- Don't expect miracles. One of the main reasons people are dissatisfied with finasteride and minoxidil is that they are hoping for significant, or at least some, hair regrowth. However, preventing or slowing the hair-loss process is the more likely outcome, with any regrowth a bonus.
- Do your research. There is no certifying body for medical professionals specialising in hair transplants, though the major players in Australia are highly skilled. So if you're looking for a hair transplant surgeon, do your own research – there are plenty of online forums on the topic.
- If you're offered unusual medications or herbal treatments, ask for the evidence from clinical trials. Verify these findings with your own research. Don't rely on client testimonials.
- Carefully check contracts. If you choose to go to a private clinic, don't sign any contract until you are very clear on what you are getting. You may simply be paying a lot of money upfront for products you could get for a lot less from your doctor and pharmacist. Definitely don't be pressured into signing a contract with the enticement of discounts if you 'sign today'. Take it away and think about, and thoroughly research the company.
Warning: this treatment may not work
A lot of consumers lose a lot of money – and a lot of hair – dealing with charlatans offering balding treatments that don't work. If you feel you've been misled or ripped off, complain to your state fair trading department and file a claim with the small claims tribunal in your state.
Unfortunately these companies keep getting away with it because people feel embarrassed about being scammed, reluctant to draw attention to their thinning hair and/or unwilling to invest the time in taking action.
What about Advanced Hair Studio?
Advanced Hair Studio has been the subject of action by British advertising regulators for several ads featuring Shane Warne.
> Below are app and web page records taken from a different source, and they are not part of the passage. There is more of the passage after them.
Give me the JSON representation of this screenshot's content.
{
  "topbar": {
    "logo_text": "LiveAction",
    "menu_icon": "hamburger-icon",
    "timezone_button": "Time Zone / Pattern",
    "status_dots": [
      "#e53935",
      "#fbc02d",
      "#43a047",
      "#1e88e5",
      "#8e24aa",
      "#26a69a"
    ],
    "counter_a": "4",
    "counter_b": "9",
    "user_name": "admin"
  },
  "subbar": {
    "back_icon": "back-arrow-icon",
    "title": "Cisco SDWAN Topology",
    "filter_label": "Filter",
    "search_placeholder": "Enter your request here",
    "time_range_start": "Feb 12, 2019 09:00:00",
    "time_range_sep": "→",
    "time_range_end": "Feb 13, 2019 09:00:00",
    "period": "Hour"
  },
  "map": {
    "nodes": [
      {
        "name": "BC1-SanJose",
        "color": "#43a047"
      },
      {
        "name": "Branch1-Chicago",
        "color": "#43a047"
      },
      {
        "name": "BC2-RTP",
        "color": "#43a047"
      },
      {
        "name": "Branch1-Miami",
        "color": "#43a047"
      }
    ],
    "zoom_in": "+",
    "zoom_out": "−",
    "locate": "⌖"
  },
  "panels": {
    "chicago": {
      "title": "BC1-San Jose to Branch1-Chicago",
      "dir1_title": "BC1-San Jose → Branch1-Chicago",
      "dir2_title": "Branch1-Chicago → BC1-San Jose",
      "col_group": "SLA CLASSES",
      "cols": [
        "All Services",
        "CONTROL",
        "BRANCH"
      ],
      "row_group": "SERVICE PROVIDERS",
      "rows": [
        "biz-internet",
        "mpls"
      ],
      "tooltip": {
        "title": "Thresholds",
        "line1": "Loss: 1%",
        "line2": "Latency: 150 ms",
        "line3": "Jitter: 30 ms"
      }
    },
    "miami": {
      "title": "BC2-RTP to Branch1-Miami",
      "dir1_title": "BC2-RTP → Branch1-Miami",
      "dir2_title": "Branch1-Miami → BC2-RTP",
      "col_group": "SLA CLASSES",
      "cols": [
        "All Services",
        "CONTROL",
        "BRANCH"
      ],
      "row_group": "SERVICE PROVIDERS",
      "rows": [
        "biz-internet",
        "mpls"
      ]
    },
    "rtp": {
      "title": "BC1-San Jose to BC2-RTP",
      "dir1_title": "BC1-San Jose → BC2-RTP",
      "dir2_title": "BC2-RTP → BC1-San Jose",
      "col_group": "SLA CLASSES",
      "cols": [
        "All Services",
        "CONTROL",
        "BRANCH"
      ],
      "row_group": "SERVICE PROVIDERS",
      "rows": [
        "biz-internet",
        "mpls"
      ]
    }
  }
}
In 2009, the regulator determined that the ads could be construed to imply laser therapy stopped or reversed hair loss, for which there was no hard evidence at the time, and were therefore misleading. In 2007 it ruled that ads about the Advanced Hair & Scalp Fitness Program, which involved herbal tablets, thickening shampoos and a handheld laser device, must not imply it prevents or reverses hair loss, again due to a lack of evidence presented at the time. AHS claims since then there has been (peer-reviewed) evidence published demonstrating that its laser comb promotes hair growth*, and also that the Hair & Scalp Fitness Program includes minoxidil.
In Australia, there have also been complaints about Advanced Hair Studio over the years.
Based on these complaints and others, Consumer Affairs Victoria has advised consumers to remain sceptical about any promises made over hair loss treatments – if it sounds too good to be true, it probably is.
It also advised:
- Do your research.
- Use a qualified medical practitioner.
- Get a second opinion.
- Make sure any promises made about the effectiveness of the hair loss treatment and money-back guarantees are put in writing.
- Read any contracts carefully and get advice, don’t sign anything until you’re certain you know what you’ve agreed to and how much you’ll pay overall.
*AHS provides on its website a document
from a photomedicine academic claiming there’s no reason to doubt that laser therapy would regrow hair in suitable subjects.